Component data from apps and pages:
+ + +

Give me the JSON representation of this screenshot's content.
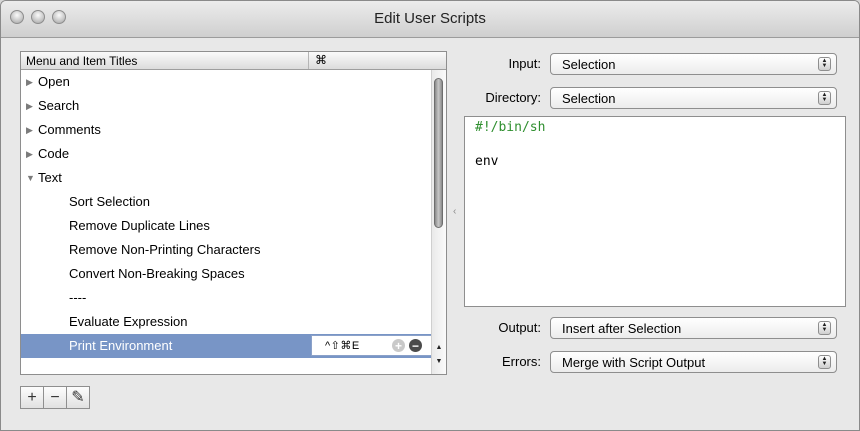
{
  "window": {
    "title": "Edit User Scripts"
  },
  "list": {
    "headers": {
      "title": "Menu and Item Titles",
      "shortcut": "⌘"
    },
    "groups": [
      "Open",
      "Search",
      "Comments",
      "Code"
    ],
    "text_group": "Text",
    "items": [
      "Sort Selection",
      "Remove Duplicate Lines",
      "Remove Non-Printing Characters",
      "Convert Non-Breaking Spaces",
      "----",
      "Evaluate Expression"
    ],
    "selected_item": "Print Environment",
    "selected_shortcut": "^⇧⌘E"
  },
  "input": {
    "label": "Input:",
    "value": "Selection"
  },
  "directory": {
    "label": "Directory:",
    "value": "Selection"
  },
  "editor": {
    "line1": "#!/bin/sh",
    "line2": "env"
  },
  "output": {
    "label": "Output:",
    "value": "Insert after Selection"
  },
  "errors": {
    "label": "Errors:",
    "value": "Merge with Script Output"
  },
  "toolbar": {
    "add": "+",
    "remove": "−",
    "edit": "✎"
  },
  "colors": {
    "selection": "#7895c6",
    "shebang": "#2f8f2f"
  }
}
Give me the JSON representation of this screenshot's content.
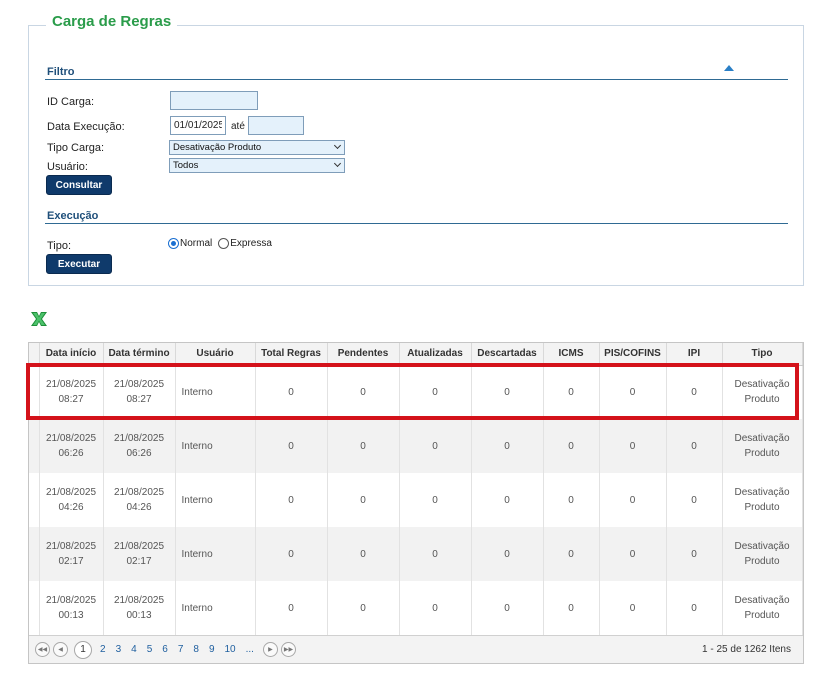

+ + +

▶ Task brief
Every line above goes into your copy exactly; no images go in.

▶ Answer for this exercise
Give me the JSON representation of this screenshot's content.
{
  "window": {
    "title": "Edit User Scripts"
  },
  "list": {
    "headers": {
      "title": "Menu and Item Titles",
      "shortcut": "⌘"
    },
    "groups": [
      "Open",
      "Search",
      "Comments",
      "Code"
    ],
    "text_group": "Text",
    "items": [
      "Sort Selection",
      "Remove Duplicate Lines",
      "Remove Non-Printing Characters",
      "Convert Non-Breaking Spaces",
      "----",
      "Evaluate Expression"
    ],
    "selected_item": "Print Environment",
    "selected_shortcut": "^⇧⌘E"
  },
  "input": {
    "label": "Input:",
    "value": "Selection"
  },
  "directory": {
    "label": "Directory:",
    "value": "Selection"
  },
  "editor": {
    "line1": "#!/bin/sh",
    "line2": "env"
  },
  "output": {
    "label": "Output:",
    "value": "Insert after Selection"
  },
  "errors": {
    "label": "Errors:",
    "value": "Merge with Script Output"
  },
  "toolbar": {
    "add": "+",
    "remove": "−",
    "edit": "✎"
  },
  "colors": {
    "selection": "#7895c6",
    "shebang": "#2f8f2f"
  }
}
Give me the JSON representation of this screenshot's content.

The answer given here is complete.